But while the EY ITEM Club expects a record drop in credit demand, its availability for those who struggle to obtain credit is expected to decline as well.
Britain’s four largest banks committed a collective £9bn in the first half of this year to cover bad debts related to the coronavirus, and are unlikely to be looking to hand over more unsecured debt to households in the near future.
Lenders surveyed by the Bank of England said they expect demand for credit cards and loans to increase between July and September, but that availability will decline in a blow to those who need to borrow to pay for essentials.
Banks surveyed by the Bank of England said they expected demand for credit cards and loans to increase between July and September, but that availability would decline.
The number of interest-free credit card deals has fallen to record lows over the past few months, while banks also expect to tighten lending standards and reduce credit card limits for borrowers.
How many customers have taken pay holidays?
– 157,000 holiday credit cards worth £0.7 billion
– 106,000 loan clearances worth £0.6 billion
– 121,000 mortgage vacations worth £14.9 billion
– 65,000 holiday mortgages worth £10.3 billion
Another 153,000 paid leave, worth £1.2 billion
– 299,000 credit card holidays
– 234,000 vacation loans
– 472,000 mortgage leave
– 240 thousand holiday mortgage

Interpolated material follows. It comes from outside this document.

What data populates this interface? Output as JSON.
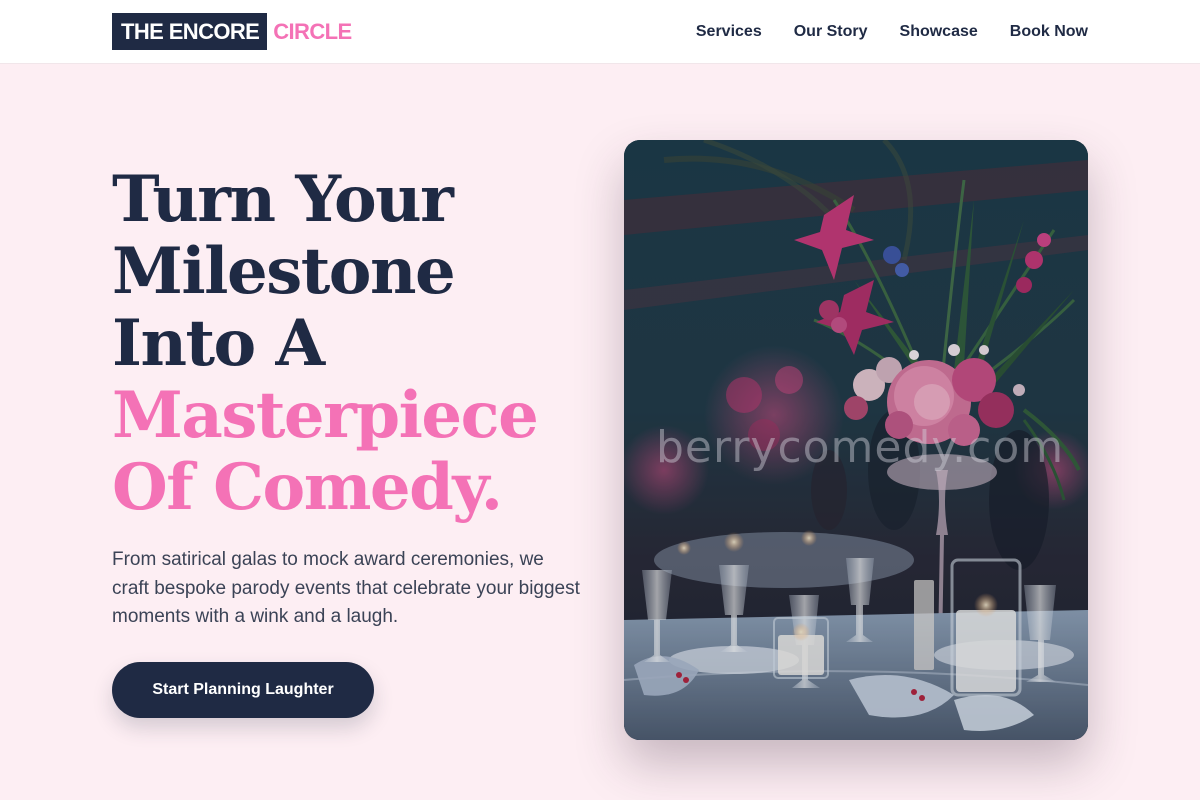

– 26,000 holiday credit cards worth £0.1 billion
– 28,000 holiday loans of £0.2 billion
– 239,000 holiday mortgages worth £37.1 billion
Source: Banks semi-annual results
The big banks are also dealing with the hundreds of thousands of payment holidays taken by credit card and loan borrowers, with concerns raised about accrued interest over these three-month periods and whether borrowers will be able to return to repayment.
Britain’s largest bank Lloyds said in its semi-annual results that “customers who have sought to extend payment holidays are typically of lower credit quality and tend to have higher average balances and lower credit scores than customers who have never taken paid leave.”
Thus, these customers may find it more difficult and more expensive to obtain credit if they need it to pay bills or pay for necessities.
The Financial Conduct Authority has asked banks how they plan to help customers who reach the end of these payment freezes.
“Given the broader economic impact that has resulted in job losses and reduced working hours for many, some consumers may find it difficult to manage when the agreed payment freeze ends,” Kelly Fielding, of TransUnion, one of Britain’s three largest credit reference agencies.
According to our study, more than a fifth of consumers hope to extend the provisions in place, while four in 10 want to structure their payment plans so that they can gradually catch up.
She said more than a third of people surveyed by the agency planned to either transfer an existing credit card balance or take out a new card or personal loan to cover any shortfall in income, provided they were accepted.
“Credit will become less available as more people have damaged credit records, as banks will scrutinize applications for financing more strictly under a tighter collateral regime,” Hager added.
Peter Totton, head of policy at StepChange Debt Charity, said that despite Bank of England figures showing a steady decline in borrowing, “we shouldn’t make the mistake of thinking that household finances are not under stress”.
That’s five money from the best credit cards
Some of the links in this article may be affiliate links. If you click on it, we may earn a small commission. This helps us fund This Is Money, and keep it free to use. We do not write articles to promote products. We do not allow any commercial relationship to influence our editorial independence.